How does Bike for Life work?
A Bike for Life is delivered by trained leaders who are located around the country. These leaders complete a one day training course which then allows them run the programme in their locality. You can find a list of all the leaders HERE. If you are interested in becoming a Bike for Life leader you can email email@example.com for more information.
To take part in a Bike for Life programme you can contact a leader in your area to find out when they are running their next course.
How do I know what Level I am?
A At registration the Bike for Life Leader will give you a questionnaire to complete, which will establish what level you are at.

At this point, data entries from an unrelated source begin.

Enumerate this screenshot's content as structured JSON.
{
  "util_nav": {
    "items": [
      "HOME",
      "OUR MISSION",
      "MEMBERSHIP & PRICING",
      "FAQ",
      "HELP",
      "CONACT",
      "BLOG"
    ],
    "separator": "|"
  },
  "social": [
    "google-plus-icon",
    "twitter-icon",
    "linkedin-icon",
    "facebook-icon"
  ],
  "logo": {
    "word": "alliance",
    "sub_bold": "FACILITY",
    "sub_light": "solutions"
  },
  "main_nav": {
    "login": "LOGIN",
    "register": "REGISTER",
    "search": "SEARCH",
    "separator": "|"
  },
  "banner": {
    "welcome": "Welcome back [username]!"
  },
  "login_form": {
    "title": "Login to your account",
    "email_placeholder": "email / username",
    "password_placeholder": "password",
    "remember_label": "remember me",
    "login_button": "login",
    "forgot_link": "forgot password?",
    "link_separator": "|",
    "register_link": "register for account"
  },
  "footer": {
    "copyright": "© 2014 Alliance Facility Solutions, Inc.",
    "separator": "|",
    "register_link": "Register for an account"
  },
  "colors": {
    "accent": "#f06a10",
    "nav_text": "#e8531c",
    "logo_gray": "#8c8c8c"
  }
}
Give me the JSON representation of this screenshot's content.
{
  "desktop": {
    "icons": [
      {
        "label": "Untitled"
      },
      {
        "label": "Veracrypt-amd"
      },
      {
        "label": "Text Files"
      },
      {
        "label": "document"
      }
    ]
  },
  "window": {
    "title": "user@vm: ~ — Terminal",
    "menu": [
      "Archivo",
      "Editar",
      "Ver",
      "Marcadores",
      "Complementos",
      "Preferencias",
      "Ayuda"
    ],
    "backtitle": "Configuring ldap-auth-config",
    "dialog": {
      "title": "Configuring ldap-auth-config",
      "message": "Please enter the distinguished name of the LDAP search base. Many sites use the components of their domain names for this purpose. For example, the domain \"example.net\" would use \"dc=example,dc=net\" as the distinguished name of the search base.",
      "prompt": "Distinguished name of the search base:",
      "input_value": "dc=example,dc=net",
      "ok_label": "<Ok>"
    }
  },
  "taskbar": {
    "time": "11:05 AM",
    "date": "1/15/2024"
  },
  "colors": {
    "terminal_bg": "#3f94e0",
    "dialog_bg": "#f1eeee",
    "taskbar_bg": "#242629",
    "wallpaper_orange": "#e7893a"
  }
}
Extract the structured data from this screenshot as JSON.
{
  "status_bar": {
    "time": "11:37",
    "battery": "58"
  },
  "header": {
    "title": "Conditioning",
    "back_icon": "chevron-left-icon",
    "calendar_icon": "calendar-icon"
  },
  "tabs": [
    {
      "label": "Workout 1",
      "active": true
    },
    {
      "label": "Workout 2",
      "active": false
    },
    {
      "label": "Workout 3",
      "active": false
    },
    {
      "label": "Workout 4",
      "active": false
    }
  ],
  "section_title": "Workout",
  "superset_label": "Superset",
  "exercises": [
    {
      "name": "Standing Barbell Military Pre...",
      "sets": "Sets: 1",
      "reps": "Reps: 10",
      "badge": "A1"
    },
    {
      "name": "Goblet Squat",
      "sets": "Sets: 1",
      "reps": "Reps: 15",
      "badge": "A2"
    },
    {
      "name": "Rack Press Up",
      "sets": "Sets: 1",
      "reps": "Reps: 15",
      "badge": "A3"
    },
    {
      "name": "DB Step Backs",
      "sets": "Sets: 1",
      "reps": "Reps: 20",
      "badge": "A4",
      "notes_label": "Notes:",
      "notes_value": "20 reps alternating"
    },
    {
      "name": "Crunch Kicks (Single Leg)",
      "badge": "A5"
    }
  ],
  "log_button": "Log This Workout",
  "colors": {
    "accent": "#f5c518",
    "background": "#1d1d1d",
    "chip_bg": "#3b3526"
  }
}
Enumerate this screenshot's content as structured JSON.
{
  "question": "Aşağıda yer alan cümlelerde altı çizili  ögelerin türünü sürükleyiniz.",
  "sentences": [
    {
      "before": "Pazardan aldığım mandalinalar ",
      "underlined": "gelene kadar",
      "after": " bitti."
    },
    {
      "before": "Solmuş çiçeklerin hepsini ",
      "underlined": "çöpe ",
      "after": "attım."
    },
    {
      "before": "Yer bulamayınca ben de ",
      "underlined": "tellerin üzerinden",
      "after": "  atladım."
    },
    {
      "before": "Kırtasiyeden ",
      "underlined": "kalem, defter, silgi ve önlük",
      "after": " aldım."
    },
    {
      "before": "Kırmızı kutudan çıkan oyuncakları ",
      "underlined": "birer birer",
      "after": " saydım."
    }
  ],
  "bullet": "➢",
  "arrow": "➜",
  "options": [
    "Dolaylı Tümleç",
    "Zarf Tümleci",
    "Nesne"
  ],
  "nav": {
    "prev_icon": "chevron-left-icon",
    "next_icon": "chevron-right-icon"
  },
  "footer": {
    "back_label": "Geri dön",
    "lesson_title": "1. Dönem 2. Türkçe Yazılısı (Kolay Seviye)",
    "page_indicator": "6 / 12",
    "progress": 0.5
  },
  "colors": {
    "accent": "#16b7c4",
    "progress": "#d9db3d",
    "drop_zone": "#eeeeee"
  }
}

Bike for Life is designed in a matrix format, so while you may be a Level Three in terms of fitness, you may be Level One in terms of skills, the Bike for Life Leader will design the training programme according to where your start level of skill and ability is.
I have completed Bike for Life, what next?
A Once you have completed Bike for Life you can either progress to the next level in the programme, or you can join a Cycling Ireland club, if you are not already in one.
Bike for Life is designed so that it can function as a pathway into the sport, while also giving the Cycling Ireland clubs a tangible programme that they can use to help develop the riders in their clubs.
If you really enjoyed the programme, you might be interested in becoming a Bike for Life Leader, so that you can pass on your knowledge and enthusiasm to other people, If you are interested in becoming a coach, and a Bike for Life Leader, just register your interest by emailing firstname.lastname@example.org
Why become a Bike for Life leader?
A Are you passionate about getting more people cycling? Do you like the idea of helping others become more confident on their bikes? Are you patient and positive? Why not become a Bike for Life leader?
As well as the enjoyment of helping others to start or get more from cycling, each Bike for Life leader receives training from a Cycling Ireland certified tutor, programme training guide and log book for each person on their programme. Bike for Life leaders also receive funding to cover costs of running the programme.
How do I become a Bike for Life Leader?
A To become a Bike for Life leader you must complete a one day Ride Leader training course. This qualifies you to facilitate led rides for groups of cyclists. It will also allow you to run a Bike for Life programme at Level 1.The Ride Leader assessed course costs €50. Email email@example.com for more details.
To run Bike for Life at Levels 2 or above you must also hold a minimum Foundation Level Cycling Ireland coaching qualification. For more details on our coaching qualifications click HERE